The U.S. Army has officially, unequivocally banned the use of toe shoes. Read the relevant part of the ALARACT and weep: “Only those shoes that accomodate all five toes in one compartment are authorized for wear. Those shoes that feature five separate, individual compartments for the toes, detract from a professional military image and are prohibited for wear with the IPFU [Improved Physical Fitness Uniform] or when conducting physical training in military formation.”
We had posted before about the Army banning Vibram FiveFingers but there was some debate (nearly 100 comments on that post) about the veracity of our report. Hard to argue with this release as it makes the Army’s thoughts on minimalist running shoes pretty clear — there can be only one compartment to rule them all*.
This is unfortunate for so many reasons. I can’t help but remember this recent photo from a Special Forces exercise where we see a soldier jumping from a plane in KSO FiveFingers:
What do you make of the Army’s ban of toe shoes Right? Wrong?
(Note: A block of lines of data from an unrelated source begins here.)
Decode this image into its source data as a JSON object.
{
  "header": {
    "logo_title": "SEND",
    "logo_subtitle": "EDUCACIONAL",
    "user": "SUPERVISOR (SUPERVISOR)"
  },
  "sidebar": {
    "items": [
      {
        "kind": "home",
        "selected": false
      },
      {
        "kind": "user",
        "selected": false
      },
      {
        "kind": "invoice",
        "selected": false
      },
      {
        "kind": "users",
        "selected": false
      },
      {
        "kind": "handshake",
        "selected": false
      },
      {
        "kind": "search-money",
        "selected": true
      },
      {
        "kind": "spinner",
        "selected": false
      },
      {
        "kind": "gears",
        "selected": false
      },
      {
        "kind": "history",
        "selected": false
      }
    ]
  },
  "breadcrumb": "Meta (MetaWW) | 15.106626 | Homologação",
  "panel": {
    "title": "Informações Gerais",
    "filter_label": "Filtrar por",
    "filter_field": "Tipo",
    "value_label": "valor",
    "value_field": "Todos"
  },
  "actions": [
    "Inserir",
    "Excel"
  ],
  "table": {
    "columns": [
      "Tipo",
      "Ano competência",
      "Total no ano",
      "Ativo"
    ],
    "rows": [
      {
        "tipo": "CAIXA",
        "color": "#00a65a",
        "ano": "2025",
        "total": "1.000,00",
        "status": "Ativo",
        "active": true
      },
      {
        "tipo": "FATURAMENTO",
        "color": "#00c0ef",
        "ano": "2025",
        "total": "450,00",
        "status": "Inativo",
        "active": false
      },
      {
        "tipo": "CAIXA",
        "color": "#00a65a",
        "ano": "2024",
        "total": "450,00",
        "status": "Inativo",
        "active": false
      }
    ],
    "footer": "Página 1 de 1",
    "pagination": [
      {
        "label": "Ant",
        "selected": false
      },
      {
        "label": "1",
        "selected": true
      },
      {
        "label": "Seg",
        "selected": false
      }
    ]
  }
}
Let’s hear it in the comments below!
Here’s the official (all caps, sorry) All Army Activities (ALARACT) release:
DTG: R 231424Z JUN 11
THIS MESSAGE HAS BEEN SENT BY THE PENTAGON TELECOMMUNICATIONS CENTER ON BEHALF OF DA WASHINGTON DC//DAPE-HRI//
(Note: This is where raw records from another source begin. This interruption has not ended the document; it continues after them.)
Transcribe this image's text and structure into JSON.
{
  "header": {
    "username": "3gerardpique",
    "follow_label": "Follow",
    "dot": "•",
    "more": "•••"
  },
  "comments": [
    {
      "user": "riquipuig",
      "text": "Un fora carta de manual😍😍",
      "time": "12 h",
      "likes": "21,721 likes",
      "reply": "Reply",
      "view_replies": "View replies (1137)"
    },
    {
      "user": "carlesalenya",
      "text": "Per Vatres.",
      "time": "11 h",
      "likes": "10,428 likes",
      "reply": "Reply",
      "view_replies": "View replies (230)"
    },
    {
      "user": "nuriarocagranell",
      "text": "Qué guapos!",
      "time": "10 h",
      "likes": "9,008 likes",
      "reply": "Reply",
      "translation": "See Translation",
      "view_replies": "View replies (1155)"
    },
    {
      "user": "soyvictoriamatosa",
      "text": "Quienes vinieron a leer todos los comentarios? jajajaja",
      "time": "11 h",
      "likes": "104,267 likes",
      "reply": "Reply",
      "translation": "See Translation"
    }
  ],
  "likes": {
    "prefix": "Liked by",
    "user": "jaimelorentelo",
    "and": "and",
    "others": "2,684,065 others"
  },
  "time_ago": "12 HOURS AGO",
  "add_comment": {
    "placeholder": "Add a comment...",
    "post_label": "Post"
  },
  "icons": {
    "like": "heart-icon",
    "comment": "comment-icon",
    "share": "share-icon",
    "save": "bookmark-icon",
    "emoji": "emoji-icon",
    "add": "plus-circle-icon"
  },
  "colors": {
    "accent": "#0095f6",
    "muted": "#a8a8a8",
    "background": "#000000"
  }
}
SUBJECT: REQUEST FOR EXCEPTION TO POLICY TO PUBLISH ALARACT MODIFYING WEAR OF IMPROVED PHYSICAL FITNESS UNIFORM (IPFU)
- THE PURPOSE OF THIS MESSAGE IS TO MODIFY THE EXISTING WEAR POLICY FOR THE (IPFU).
- THERE ARE A VARIETY OF MINIMALIST RUNNING SHOES AVAILABLE FOR PURCHASE AND WEAR. EFFECTIVE IMMEDIATELY, ONLY THOSE SHOES THAT ACCOMMODATE ALL FIVE TOES IN ONE COMPARTMENT ARE AUTHORIZED FOR WEAR. THOSE SHOES THAT FEATURE FIVE SEPARATE, INDIVIDUAL COMPARTMENTS FOR THE TOES, DETRACT FROM A PROFESSIONAL MILITARY IMAGE AND ARE PROHIBITED FOR WEAR WITH THE IPFU OR WHEN CONDUCTING PHYSICAL TRAINING IN MILITARY FORMATION.
- HQDA POC FOR UNIFORM WEAR POLICY IS SGM JAMES A. MCGRUDER, [email protected] , DSN 664-0620, (703) 604-0620.
- EXPIRATION: THIS MESSAGE EXPIRES UPON NEXT PUBLICATION OF AR 670-1.
- EXPIRATION DATE CANNOT BE DETERMINED.
Hat tip to Running Jackalope (read his thoughts on the ALARACT here) and Bobby for the notes on this issue!